Segment Start: Provided records
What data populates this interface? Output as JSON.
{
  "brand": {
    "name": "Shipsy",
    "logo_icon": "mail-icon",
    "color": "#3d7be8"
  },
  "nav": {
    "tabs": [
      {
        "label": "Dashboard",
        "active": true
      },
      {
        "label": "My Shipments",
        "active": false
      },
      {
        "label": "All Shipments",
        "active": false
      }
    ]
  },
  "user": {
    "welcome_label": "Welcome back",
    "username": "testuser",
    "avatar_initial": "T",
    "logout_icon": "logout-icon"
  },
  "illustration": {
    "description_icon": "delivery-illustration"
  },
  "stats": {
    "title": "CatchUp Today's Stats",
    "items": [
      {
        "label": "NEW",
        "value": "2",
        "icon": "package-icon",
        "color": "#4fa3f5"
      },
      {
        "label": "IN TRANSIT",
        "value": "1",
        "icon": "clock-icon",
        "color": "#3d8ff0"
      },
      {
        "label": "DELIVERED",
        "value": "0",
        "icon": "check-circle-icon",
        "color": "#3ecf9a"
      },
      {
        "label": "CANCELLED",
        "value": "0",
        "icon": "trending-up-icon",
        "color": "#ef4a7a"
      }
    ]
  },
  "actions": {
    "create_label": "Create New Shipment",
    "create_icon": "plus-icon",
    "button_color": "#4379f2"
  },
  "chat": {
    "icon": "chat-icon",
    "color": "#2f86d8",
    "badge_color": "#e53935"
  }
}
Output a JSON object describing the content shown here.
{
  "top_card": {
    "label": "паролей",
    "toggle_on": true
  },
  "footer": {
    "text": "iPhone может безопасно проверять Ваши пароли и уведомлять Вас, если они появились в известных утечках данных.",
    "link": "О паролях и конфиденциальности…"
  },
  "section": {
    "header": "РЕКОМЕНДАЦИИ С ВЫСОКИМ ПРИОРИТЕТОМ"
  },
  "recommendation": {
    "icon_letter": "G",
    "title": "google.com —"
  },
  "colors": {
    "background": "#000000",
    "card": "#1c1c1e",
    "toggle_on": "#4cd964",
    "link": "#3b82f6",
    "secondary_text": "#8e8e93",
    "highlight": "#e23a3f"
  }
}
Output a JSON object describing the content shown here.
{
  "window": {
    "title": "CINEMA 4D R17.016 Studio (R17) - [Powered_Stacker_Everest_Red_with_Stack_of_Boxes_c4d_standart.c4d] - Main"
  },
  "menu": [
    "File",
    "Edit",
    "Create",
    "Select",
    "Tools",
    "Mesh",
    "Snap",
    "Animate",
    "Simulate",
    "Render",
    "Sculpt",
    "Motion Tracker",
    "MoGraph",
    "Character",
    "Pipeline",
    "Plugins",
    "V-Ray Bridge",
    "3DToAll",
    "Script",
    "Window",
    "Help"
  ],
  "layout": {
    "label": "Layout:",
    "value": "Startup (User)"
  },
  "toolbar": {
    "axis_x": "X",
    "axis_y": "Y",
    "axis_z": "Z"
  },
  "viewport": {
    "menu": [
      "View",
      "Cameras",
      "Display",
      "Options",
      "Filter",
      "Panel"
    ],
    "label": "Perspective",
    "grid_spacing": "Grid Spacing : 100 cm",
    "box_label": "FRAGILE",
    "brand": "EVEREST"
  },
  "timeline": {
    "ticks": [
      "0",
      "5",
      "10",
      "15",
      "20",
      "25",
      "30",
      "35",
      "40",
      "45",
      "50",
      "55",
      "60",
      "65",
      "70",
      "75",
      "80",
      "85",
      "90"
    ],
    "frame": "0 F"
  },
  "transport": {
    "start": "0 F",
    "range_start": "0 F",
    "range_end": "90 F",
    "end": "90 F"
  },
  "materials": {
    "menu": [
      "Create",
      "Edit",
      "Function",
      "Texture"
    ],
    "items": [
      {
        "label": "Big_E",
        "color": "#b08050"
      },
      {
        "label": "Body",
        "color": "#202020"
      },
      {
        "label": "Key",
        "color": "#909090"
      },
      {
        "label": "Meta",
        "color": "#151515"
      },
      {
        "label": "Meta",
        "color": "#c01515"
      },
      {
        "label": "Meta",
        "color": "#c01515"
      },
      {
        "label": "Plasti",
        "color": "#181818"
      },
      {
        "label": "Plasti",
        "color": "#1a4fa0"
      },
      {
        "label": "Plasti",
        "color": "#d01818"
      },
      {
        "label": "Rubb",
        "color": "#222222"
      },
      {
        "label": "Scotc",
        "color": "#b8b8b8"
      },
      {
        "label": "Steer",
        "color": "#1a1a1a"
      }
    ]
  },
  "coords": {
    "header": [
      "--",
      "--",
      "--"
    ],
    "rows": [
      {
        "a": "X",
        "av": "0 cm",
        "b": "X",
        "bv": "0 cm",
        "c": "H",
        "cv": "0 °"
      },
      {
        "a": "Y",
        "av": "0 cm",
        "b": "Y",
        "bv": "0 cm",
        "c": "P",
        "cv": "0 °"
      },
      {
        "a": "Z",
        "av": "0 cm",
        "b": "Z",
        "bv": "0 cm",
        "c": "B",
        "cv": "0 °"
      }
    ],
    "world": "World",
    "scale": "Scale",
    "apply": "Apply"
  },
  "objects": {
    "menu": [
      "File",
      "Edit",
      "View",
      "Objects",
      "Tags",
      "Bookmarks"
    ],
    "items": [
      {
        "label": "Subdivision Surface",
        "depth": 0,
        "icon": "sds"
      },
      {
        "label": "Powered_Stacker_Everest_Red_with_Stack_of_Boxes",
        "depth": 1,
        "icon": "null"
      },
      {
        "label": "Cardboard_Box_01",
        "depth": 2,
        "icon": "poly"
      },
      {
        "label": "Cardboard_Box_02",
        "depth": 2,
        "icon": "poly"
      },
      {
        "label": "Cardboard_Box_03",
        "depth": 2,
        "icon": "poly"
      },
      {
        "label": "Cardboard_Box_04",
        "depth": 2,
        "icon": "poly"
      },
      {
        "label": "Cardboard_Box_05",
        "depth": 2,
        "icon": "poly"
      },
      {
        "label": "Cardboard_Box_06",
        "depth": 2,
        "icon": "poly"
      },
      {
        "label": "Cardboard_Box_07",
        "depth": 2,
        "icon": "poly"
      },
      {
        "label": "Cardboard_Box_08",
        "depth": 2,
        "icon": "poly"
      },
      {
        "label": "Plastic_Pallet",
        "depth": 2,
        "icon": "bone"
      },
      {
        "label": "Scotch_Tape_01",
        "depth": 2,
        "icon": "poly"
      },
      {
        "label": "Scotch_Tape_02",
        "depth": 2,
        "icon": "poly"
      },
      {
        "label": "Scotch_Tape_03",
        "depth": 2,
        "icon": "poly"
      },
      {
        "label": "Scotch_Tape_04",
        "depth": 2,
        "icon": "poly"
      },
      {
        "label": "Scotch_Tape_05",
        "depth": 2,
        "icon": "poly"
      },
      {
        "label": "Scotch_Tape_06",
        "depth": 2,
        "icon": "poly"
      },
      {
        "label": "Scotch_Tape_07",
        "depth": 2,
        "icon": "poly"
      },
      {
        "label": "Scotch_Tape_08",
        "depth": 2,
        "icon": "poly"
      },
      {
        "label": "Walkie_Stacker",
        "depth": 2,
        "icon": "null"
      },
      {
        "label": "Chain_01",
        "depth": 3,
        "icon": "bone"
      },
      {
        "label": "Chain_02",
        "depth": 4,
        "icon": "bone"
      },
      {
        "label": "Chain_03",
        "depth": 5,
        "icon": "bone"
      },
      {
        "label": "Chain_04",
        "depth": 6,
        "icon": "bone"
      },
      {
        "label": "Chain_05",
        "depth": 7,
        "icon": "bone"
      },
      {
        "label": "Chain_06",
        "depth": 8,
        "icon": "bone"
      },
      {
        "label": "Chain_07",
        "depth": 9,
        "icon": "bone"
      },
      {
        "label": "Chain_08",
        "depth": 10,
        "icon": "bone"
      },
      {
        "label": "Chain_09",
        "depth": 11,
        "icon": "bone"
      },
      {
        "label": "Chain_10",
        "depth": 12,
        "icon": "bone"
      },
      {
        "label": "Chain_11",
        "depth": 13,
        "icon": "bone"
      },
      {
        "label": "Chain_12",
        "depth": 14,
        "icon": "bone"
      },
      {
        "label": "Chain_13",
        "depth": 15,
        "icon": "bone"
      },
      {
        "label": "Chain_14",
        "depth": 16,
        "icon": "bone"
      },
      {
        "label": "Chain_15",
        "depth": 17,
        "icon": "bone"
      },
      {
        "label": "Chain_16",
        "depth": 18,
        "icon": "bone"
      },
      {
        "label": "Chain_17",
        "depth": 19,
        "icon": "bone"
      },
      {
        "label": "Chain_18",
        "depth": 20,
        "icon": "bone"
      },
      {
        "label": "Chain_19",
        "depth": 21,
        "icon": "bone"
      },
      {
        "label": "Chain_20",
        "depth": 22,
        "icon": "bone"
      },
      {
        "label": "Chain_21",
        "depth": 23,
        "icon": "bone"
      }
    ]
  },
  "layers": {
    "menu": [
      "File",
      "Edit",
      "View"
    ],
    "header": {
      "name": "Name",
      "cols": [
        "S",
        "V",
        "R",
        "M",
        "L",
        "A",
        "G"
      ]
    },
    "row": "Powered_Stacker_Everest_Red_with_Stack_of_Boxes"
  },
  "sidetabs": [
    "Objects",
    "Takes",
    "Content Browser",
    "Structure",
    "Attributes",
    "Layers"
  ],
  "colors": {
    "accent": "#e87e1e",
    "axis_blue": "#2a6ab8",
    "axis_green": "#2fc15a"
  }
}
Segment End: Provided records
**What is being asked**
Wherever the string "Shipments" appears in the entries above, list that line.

**Solution for this problem**
        "label": "My Shipments",
        "label": "All Shipments",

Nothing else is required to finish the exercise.